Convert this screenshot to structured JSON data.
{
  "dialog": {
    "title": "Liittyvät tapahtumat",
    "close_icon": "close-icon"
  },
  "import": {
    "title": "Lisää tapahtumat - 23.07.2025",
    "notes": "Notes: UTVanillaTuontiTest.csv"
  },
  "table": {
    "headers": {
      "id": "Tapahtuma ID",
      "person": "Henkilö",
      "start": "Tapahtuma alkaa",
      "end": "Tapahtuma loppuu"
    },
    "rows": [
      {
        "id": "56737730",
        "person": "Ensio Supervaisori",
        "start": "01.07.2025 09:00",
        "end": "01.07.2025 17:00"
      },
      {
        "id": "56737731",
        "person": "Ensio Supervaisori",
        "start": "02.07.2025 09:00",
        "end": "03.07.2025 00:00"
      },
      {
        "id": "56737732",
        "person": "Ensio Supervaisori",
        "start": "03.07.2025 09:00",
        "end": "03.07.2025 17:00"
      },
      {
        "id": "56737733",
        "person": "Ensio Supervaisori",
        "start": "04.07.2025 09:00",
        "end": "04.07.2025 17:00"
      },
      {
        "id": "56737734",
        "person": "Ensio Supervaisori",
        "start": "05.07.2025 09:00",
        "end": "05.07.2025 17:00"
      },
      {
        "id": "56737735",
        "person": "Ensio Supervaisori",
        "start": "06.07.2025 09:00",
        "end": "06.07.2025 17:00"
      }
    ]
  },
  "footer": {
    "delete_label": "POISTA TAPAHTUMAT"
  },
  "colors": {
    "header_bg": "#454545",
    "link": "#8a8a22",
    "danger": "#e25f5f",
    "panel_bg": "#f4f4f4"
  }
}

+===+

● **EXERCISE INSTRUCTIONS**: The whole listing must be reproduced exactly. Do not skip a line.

● **EXERCISE OUTPUT**:
Convert this screenshot to structured JSON data.
{
  "dialog": {
    "title": "Liittyvät tapahtumat",
    "close_icon": "close-icon"
  },
  "import": {
    "title": "Lisää tapahtumat - 23.07.2025",
    "notes": "Notes: UTVanillaTuontiTest.csv"
  },
  "table": {
    "headers": {
      "id": "Tapahtuma ID",
      "person": "Henkilö",
      "start": "Tapahtuma alkaa",
      "end": "Tapahtuma loppuu"
    },
    "rows": [
      {
        "id": "56737730",
        "person": "Ensio Supervaisori",
        "start": "01.07.2025 09:00",
        "end": "01.07.2025 17:00"
      },
      {
        "id": "56737731",
        "person": "Ensio Supervaisori",
        "start": "02.07.2025 09:00",
        "end": "03.07.2025 00:00"
      },
      {
        "id": "56737732",
        "person": "Ensio Supervaisori",
        "start": "03.07.2025 09:00",
        "end": "03.07.2025 17:00"
      },
      {
        "id": "56737733",
        "person": "Ensio Supervaisori",
        "start": "04.07.2025 09:00",
        "end": "04.07.2025 17:00"
      },
      {
        "id": "56737734",
        "person": "Ensio Supervaisori",
        "start": "05.07.2025 09:00",
        "end": "05.07.2025 17:00"
      },
      {
        "id": "56737735",
        "person": "Ensio Supervaisori",
        "start": "06.07.2025 09:00",
        "end": "06.07.2025 17:00"
      }
    ]
  },
  "footer": {
    "delete_label": "POISTA TAPAHTUMAT"
  },
  "colors": {
    "header_bg": "#454545",
    "link": "#8a8a22",
    "danger": "#e25f5f",
    "panel_bg": "#f4f4f4"
  }
}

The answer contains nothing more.